Like most arms control agreements, this one has an expiration date. It will end in February 2021 unless the two presidents agree to extend it. “Why should we extend a flawed treaty?” says Bolton. Younger analysts on the right, like Tim Morrison and Micheala Dodge, echo his line. They shower us with a flurry of “flaws.” The treaty doesn’t cover Russian short-range weapons, even though it was never designed to do so. We should include China, even though that nation has only 80 long-range nuclear weapons.
These are valid arms control goals. We should cut all kinds of weapons. We should include all nuclear-armed nations in control regimes. But neither they nor anyone in the Trump administration has any plans to actually do so.
“A treaty covering so-called nonstrategic or tactical nuclear weapons will be complex and take time,” said the editors of The Washington Post on December 9. “Is Mr. Trump actively and seriously preparing for negotiations? There is no sign of it.” Similarly, they said, “There is no evidence Mr. Trump has made any serious effort to talk to China about nuclear weapons reductions.” Nor has anyone in the Trump administration “engaged Moscow in any serious negotiations toward an extension.”
You can see the game here. Pretend to be for an agreement, but demand that we perform the twelve labors of Hercules before we can possibly agree to any extension. And then not do any labor at all.

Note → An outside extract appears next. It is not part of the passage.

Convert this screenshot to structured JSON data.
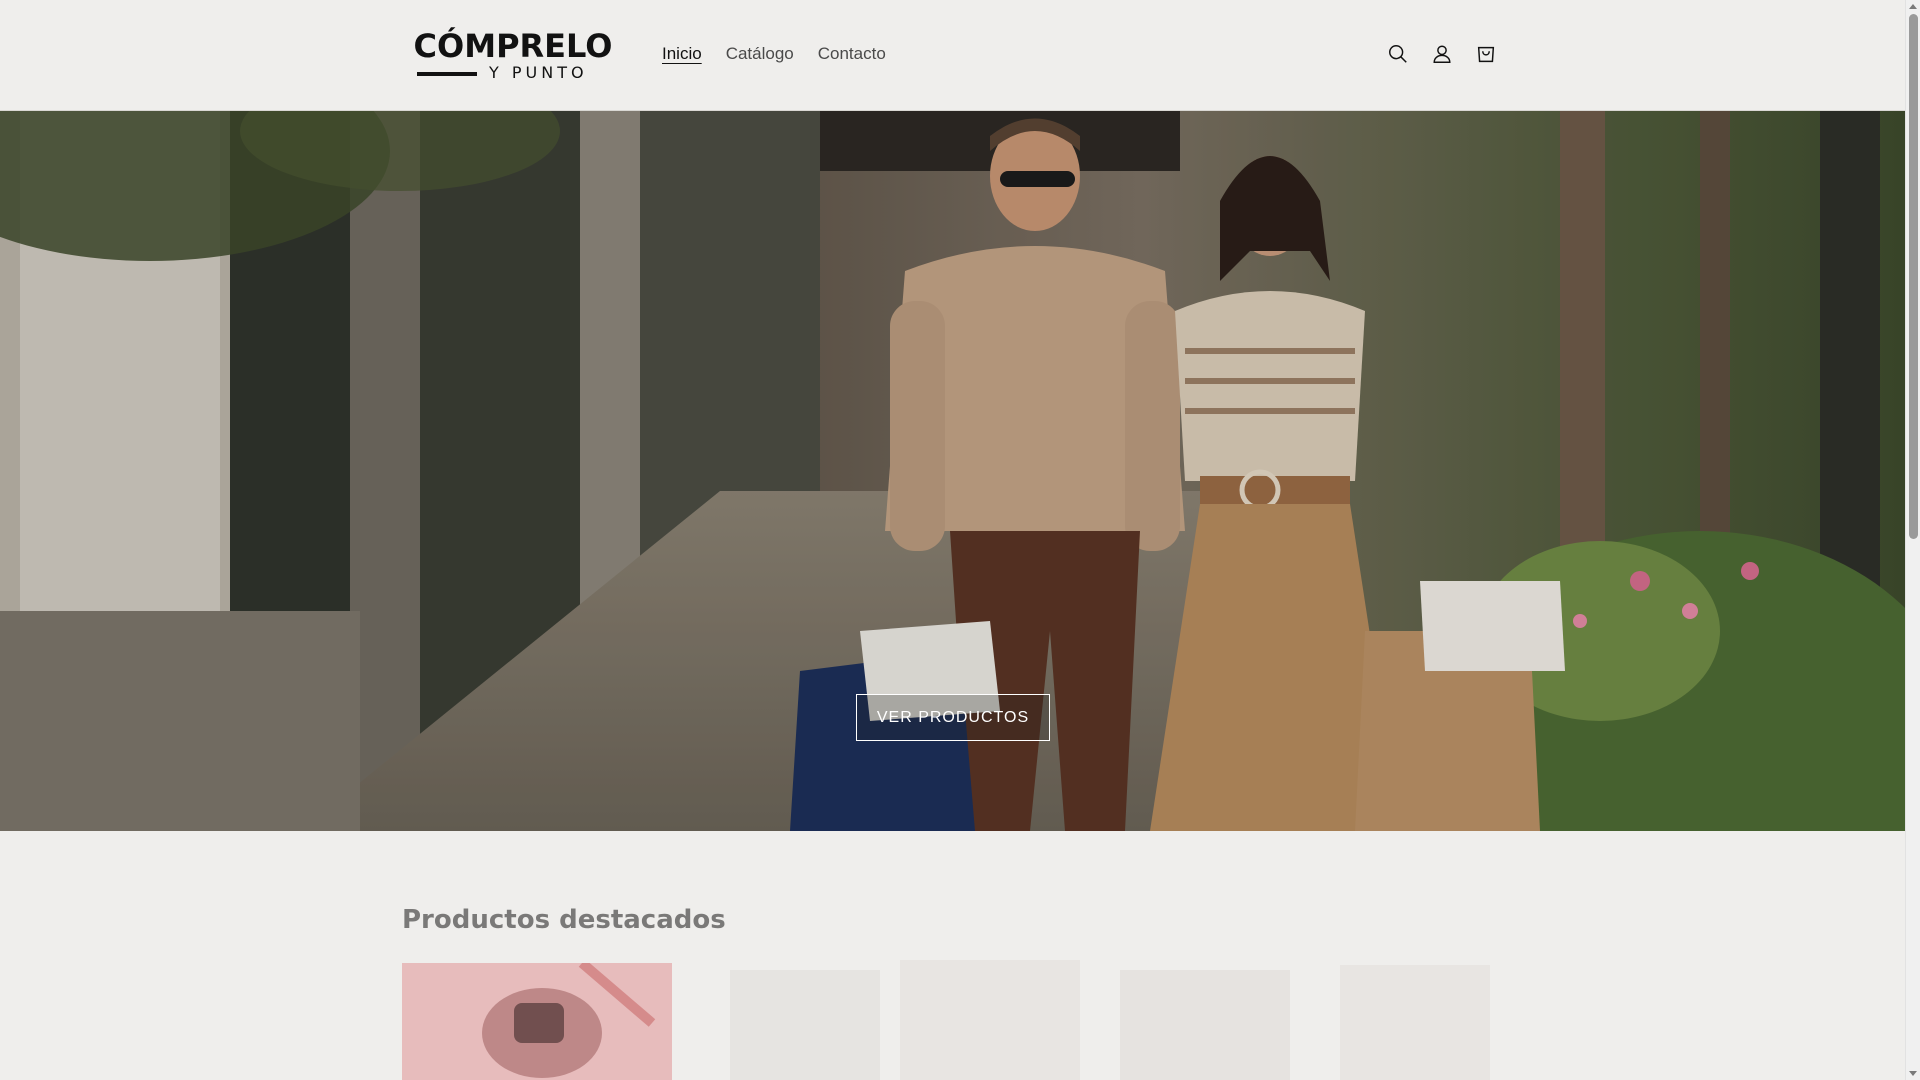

Fortunately, the US military is in favor of extending the treaty. They want the inspections that give us eyes on all of Russia’s strategic forces. They want the predictability of the treaty for force planning and budget projections. They don’t want the expense of an unlimited arms race that would divert funds to redundant nuclear weapons.
Fortunately, the Russian military feels the same way. That may be why Russian President Vladimir Putin said December 5 that Russia was willing to extend the treaty without any conditions. And why he dispatched Foreign Minister Sergei Lavrov to Washington this week to talk to Trump.
If they can agree, all it takes is the signature of Trump and Putin to extend this last remaining nuclear arms treaty for another five years. Neither the Senate nor the Duma need ratify.
It is the one offer from Putin that Trump should accept. It is so simple, even a caveman could do it.
Joseph Cirincione is the president of Ploughshares Fund and the host of the podcast, Press The Button.